I’m not completely clear on whether the Act allows the LAPPs to become fully operative as soon as the councils agree them, but I can’t find anything that says otherwise.
Christchurch City Council is at the same stage, but has chosen to exempt the city’s eight retailers from compliance until the full MoH regulations are in place, which isn’t expected to be until mid next year.
But I can’t work out why the Hutt council hasn’t exercised its right to include this (from the Christchurch draft) in its LAPP:
Are not permitted within 100 metres of a ‘sensitive site’ – such as playgrounds, early childhood centres, schools, tertiary institutions and specialist drug and alcohol treatment and support services – at the time the application for a full licence is made.
It seems a no-brainer to require this.
That Campbell report was bloody good, by the way.
EDIT: The Drug Foundation has just posted a LAPP FAQ on its website. Reading Hutt council’s draft, it appears that the Naenae mall shop will be gone as soon as the council publishes its LAPP. From what I can see, this really is on the council. BUT there are fishooks, as Ross Bell notes in his comment.
So yeah, everyone needs to get a move on with this, including but not only the council.
Matt died 3 wks later.
I'm so sorry to learn that. I appreciate your presence in this discussion more than ever.
It was suicide but where synthetics a contributing factor?
I offered his leftover hoard to the coroners office for testing / making medical data available to others. The response was its not worth it, we’ll only bin it.
I can imagine the coroner's office wouldn't be interested.
But Sofie was referring to the Centre for Adverse Reactions Monitoring (CARM) in Dunedin, which collates reports on products covered by the Psychoactive Substances Act. But if you can wait a few days, I'll ask the MoH person I've been dealing with whether there's a better place to try.
Replying to Sophie and Russell...
Thanks Sophie, it sounded very ungracious of me in the above post 'Really? who and where? Just give me the info…'
Its the momma bear in me roaring... raw-ing...
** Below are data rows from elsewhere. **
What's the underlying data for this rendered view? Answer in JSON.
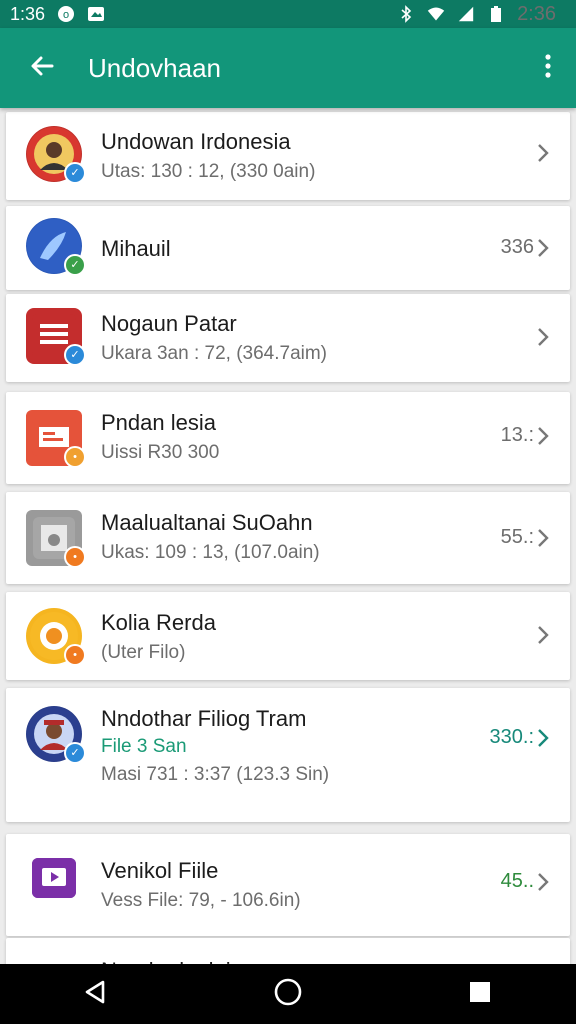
{
  "status_bar": {
    "time_left": "1:36",
    "time_right": "2:36",
    "icons": [
      "notification-icon",
      "photo-icon",
      "bluetooth-icon",
      "wifi-icon",
      "signal-icon",
      "battery-icon"
    ]
  },
  "app_bar": {
    "title": "Undovhaan",
    "back_icon": "arrow-back-icon",
    "menu_icon": "more-vert-icon"
  },
  "items": [
    {
      "name": "Undowan Irdonesia",
      "sub1": "Utas: 130 : 12,  (330 0ain)",
      "right": ""
    },
    {
      "name": "Mihauil",
      "sub1": "",
      "right": "336"
    },
    {
      "name": "Nogaun Patar",
      "sub1": "Ukara 3an : 72,  (364.7aim)",
      "right": ""
    },
    {
      "name": "Pndan lesia",
      "sub1": "Uissi R30 300",
      "right": "13.:"
    },
    {
      "name": "Maalualtanai SuOahn",
      "sub1": "Ukas: 109 : 13,  (107.0ain)",
      "right": "55.:"
    },
    {
      "name": "Kolia Rerda",
      "sub1": "(Uter Filo)",
      "right": ""
    },
    {
      "name": "Nndothar Filiog Tram",
      "sub1": "File 3 San",
      "sub2": "Masi 731 : 3:37  (123.3 Sin)",
      "right": "330.:"
    },
    {
      "name": "Venikol Fiile",
      "sub1": "Vess File: 79,  - 106.6in)",
      "right": "45.."
    },
    {
      "name": "Nandar lanlaia",
      "sub1": "",
      "right": ""
    }
  ],
  "nav_bar": {
    "icons": [
      "back-triangle-icon",
      "home-circle-icon",
      "recents-square-icon"
    ]
  },
  "colors": {
    "status_bar": "#0d7a63",
    "app_bar": "#12967a",
    "accent_teal": "#17897a",
    "accent_green": "#2e8b3c"
  }
}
...Centre for Adverse Reactions Monitoring (CARM) in Dunedin, which collates reports on products covered by the Psychoactive Substances Act. But if you can wait a few days, I’ll ask the MoH person I’ve been dealing with whether there’s a better place to try.
Thank you, that would be really excellent.
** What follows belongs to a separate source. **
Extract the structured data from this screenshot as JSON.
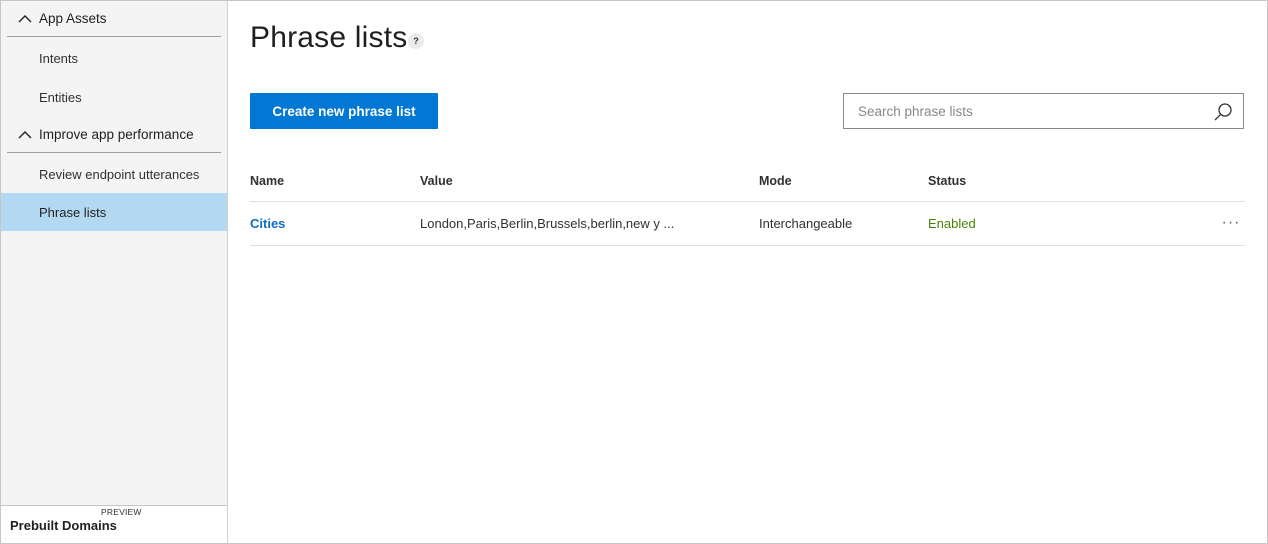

Hi Russell, we've just updated our website with info re LAPPs.
Councils aren't required to have one (but they should create one), and they can only set the location of outlets. Other controls, such as opening hours, are done by regulations (still under development). Perhaps some of those things being covered by regulations might be best suited to a LAPP, just as with local alcohol policies.
I think councils do protest too much in their claims that central government has placed all responsibility on them. But I also think the minister is being a bit naughty saying councils aren't pulling their weight. Much of the power of the law lies in the testing and other regulations, which are still being developed.
And there's another fishhook in this that the Ministry needs to sort out quickly. During this interim process retail outlets must remain in the location immediately prior to the law. So even if they wanted to move from the main strip or away from the Naenae shopping mall, they can't. This is an area of tension that could quickly be resolved with some clear heads. i.e. councils could set the LAPP saying they want stores in X locations, then the Authority should allow those stores with intermim retail licences to relocate to those areas.
Just give me the info…
What RB said and also I don’t know your area (it doesn't matter tho) but Otago will only take cadavers from Sth Island and only a couple of areas at that but Auckland Uni does do Alcohol and Drugs Studies so they might help you if you are up this way.
I used to supply one of them with...
In fact both of these jokers.
Mostly comics - though I can't find the 'war comic tank triptych' (or diptych) Phil made from one on the web anywhere) that couch and cousins snuck into a few ....